As all cases received by USCIS in the first five business days of filing (April 1 through April 5, 2019) are treated the same, and we can file H-1B Cap petitions as late as April 4th (so long as they arrive on April 5), please keep in mind that before we can file the H-1B Petition, we need to get an LCA certified from the DOL. LCA processing can take seven business days and, as a result, we will file our LCAs early to ensure they are approved in time to file our H-1B Cap Petitions (thus avoiding possible glitches that can happen when the DOL portal is overwhelmed and crashes because of the volume of requests).

Our Process

We ask that you notify us of your request to file all H-1B petitions no later than March 11, 2019 so that we may file in a timely manner. In any event the sooner we know, the sooner we can process your applicationWe plan to file all H-1B cases on Friday, March 29, 2019 to be receipted by USCIS on Monday, April 1, 2019.  However, we do understand that there may be circumstances that could prevent you from providing us confirmation of your need to file before March 11, 2019. Cases we receive later in the month we will also try to file on March 29th but, in any event, we will ensure they will be filed by April 4th unless we advise otherwise. Internally, we plan to file all LCAs (for known cases) on March 8th for a targeted March 18th, or earlier, approval. We will prioritize cases based on when we are notified and as long as we hear about a case prior to March 1st we plan to have all drafts out for signature by March 16th; cases that are commenced later will be drafted as soon as we can, with priority going to clients who have submitted all necessary supporting documents.

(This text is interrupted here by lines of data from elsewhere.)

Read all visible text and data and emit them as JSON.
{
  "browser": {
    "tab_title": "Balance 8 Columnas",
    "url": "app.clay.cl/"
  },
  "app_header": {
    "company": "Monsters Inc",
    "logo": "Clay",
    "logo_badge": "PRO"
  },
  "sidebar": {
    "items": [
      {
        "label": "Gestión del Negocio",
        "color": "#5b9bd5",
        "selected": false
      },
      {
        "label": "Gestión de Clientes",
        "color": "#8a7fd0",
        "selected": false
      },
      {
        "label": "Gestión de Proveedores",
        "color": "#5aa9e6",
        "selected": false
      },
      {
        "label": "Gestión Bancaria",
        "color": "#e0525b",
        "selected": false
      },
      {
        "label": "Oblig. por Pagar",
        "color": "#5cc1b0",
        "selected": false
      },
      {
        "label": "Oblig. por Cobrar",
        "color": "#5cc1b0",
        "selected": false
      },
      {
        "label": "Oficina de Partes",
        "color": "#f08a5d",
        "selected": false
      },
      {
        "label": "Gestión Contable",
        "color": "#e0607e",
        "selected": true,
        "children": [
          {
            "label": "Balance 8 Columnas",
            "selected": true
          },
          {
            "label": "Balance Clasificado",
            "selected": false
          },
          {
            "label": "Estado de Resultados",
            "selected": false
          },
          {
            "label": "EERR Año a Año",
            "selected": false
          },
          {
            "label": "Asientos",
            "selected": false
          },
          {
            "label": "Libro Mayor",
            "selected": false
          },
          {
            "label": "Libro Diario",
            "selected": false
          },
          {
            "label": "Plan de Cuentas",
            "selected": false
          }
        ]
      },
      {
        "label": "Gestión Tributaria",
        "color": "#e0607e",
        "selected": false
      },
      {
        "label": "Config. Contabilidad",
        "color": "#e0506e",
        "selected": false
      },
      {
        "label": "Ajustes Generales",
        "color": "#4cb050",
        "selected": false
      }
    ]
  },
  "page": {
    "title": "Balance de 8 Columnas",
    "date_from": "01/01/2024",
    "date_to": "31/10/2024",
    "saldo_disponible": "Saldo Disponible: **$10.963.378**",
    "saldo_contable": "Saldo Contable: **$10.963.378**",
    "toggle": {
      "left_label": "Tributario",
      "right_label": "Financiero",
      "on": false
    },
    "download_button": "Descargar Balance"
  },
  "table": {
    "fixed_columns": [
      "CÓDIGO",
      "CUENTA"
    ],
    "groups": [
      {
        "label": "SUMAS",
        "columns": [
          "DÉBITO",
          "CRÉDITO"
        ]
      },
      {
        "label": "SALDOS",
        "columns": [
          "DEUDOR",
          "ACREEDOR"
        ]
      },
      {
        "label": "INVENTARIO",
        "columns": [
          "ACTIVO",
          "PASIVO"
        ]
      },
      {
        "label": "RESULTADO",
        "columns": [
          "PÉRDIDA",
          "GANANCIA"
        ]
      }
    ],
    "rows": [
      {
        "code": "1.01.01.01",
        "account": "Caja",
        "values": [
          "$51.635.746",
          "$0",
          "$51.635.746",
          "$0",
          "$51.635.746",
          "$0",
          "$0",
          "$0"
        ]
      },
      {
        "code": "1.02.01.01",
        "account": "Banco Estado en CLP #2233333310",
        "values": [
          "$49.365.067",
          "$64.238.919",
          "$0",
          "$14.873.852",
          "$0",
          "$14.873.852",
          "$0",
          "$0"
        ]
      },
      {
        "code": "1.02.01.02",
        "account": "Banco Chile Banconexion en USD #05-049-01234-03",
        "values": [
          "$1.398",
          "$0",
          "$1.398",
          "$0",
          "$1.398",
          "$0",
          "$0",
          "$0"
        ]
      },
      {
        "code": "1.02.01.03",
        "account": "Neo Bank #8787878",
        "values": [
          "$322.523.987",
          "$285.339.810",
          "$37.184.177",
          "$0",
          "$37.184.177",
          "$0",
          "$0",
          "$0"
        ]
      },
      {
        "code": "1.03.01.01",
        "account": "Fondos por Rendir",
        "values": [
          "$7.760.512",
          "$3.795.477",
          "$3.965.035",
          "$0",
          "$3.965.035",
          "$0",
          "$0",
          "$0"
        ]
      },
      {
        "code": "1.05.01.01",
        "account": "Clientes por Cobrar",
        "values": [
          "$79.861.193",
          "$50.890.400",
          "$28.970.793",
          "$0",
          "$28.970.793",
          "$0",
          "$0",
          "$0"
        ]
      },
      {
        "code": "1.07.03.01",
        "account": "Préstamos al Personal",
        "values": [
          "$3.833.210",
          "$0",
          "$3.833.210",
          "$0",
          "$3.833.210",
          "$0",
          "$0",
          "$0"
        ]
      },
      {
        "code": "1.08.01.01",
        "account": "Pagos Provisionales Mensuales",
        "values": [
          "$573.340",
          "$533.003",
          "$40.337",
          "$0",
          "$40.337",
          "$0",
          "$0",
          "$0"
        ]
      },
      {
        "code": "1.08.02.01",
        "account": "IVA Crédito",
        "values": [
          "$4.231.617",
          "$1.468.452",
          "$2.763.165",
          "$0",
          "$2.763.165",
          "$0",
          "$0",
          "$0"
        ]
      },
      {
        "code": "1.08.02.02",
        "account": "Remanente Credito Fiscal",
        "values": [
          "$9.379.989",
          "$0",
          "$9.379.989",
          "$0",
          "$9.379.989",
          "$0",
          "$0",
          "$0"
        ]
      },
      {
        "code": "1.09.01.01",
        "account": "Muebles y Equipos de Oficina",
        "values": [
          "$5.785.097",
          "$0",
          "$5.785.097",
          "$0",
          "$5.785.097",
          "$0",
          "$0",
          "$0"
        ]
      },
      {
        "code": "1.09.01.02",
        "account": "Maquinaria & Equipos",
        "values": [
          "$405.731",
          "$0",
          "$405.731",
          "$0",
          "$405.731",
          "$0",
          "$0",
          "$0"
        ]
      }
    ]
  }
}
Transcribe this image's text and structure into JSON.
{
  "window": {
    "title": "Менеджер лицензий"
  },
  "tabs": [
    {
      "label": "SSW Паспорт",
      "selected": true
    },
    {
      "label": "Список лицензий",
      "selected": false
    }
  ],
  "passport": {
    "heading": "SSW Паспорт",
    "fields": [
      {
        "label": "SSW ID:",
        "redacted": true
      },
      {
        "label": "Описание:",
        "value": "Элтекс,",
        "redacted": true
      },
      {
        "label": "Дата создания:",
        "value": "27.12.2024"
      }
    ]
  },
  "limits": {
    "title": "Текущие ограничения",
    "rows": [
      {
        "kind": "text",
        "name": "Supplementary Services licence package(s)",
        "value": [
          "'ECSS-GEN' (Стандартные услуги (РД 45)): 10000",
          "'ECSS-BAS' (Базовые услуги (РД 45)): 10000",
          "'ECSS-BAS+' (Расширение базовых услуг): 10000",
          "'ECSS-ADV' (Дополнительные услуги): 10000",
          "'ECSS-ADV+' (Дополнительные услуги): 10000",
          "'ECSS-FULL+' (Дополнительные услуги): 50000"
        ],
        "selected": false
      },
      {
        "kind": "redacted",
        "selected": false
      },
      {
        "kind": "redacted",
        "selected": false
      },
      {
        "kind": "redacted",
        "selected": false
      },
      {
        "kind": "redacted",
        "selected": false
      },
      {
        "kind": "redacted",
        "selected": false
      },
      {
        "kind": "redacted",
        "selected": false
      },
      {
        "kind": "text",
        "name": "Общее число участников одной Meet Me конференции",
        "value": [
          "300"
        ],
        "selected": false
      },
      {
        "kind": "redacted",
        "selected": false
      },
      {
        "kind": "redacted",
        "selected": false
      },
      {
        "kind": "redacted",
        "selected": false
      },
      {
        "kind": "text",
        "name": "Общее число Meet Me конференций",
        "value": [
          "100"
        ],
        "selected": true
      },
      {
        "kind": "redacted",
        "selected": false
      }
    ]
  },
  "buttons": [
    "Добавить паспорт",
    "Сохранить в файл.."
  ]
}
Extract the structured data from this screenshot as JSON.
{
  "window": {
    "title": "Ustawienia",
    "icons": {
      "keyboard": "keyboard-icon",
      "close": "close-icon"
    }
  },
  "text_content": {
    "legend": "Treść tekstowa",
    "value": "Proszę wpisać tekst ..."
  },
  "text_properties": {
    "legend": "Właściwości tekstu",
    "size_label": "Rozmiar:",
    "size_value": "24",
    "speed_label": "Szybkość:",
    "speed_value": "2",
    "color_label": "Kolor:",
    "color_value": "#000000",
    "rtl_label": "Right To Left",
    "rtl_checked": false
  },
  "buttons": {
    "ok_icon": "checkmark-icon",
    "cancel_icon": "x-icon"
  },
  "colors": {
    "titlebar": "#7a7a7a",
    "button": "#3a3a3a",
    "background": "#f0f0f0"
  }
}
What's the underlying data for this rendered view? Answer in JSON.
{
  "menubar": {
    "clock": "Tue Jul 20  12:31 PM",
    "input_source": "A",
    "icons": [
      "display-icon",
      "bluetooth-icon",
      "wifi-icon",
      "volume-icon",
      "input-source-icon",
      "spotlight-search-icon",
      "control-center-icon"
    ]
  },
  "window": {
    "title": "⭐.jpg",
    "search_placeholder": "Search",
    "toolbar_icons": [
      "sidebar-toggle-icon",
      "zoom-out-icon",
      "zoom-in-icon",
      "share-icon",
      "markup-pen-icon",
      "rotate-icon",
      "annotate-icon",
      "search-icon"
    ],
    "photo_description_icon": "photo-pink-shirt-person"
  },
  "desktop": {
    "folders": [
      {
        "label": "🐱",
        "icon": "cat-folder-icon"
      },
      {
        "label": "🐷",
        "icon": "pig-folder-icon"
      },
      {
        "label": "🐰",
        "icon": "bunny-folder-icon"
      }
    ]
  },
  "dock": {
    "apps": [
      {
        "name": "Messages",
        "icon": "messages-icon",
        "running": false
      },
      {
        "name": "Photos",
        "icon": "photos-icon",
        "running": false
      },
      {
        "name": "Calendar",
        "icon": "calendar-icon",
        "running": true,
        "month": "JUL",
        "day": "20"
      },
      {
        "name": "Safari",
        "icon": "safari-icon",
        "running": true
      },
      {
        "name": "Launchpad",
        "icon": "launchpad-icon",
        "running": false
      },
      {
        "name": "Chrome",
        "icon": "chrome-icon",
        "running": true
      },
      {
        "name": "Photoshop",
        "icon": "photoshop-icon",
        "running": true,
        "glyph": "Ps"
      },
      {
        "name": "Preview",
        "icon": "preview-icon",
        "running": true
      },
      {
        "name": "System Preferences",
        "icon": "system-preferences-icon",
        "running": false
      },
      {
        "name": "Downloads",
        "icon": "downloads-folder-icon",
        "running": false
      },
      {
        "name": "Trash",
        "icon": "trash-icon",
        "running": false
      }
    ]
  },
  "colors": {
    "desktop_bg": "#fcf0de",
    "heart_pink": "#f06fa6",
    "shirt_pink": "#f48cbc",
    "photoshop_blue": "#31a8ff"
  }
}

Being proactive will allow us to be ahead of schedule to accommodate last minute changes or delays, or to accommodate last minute new hires.

USCIS Process

When USCIS receives these filings on Monday, April 1, 2019 it will assign them a number and perform initial processing. The same happens for Cap cases received the 2nd through 5th. A Cap case received on April 1st has as much of a chance of making it into the lottery as a Cap case received April 5th. We have no control over the lottery and whether a case makes it into the lottery. The process is entirely random. Further, filing with premium processing does not guarantee acceptance into the lottery despite what individuals may have heard from friends and online immigration forums.

In recent years, USCIS will announce that they will not hold the lottery until a certain date, usually a couple of weeks after the Cap closes, but in practice they have held the lottery within 2-3 business days of the end of filing, so most likely around April 9th or 10th, 2019. Within two weeks of the lottery, we begin receiving receipt notices for filings that made it into the Cap, so likely between April 19 – 26th we will start to hear of case acceptances. We should know the result of all cases filed by the end of July (unfortunately those cases that are not accepted are returned to counsel usually starting in early July). If accepted, the processing time for Cap cases varies widely from three to ten or more months. Given delays in processing Cap H-1Bs in recent years coupled with the suspension of Premium Processing, there is a potential that individuals who are authorized to work based on an F-1 OPT will run out of work authorization if the H-1B is not issued by October 1, 2019.

We will notify all clients of the status of their case and whether they made it into the lottery as soon as we have information. Should a particular client not make it into the lottery, we will discuss possible alternatives to remaining in the U.S. and continuing work authorization. Please note that if a case is returned because the H-1B Cap is met and the case was not selected in the lottery, the filing fee checks will be returned and we will refund those filing fees. A case that is rejected as a result of the lottery is not truly a “prior filing” as the case is never receipted by USCIS.

** This newsletter/memo is provided for informational and discussion purposes only.  It does not act as a substitute for direct legal contact on an individual basis **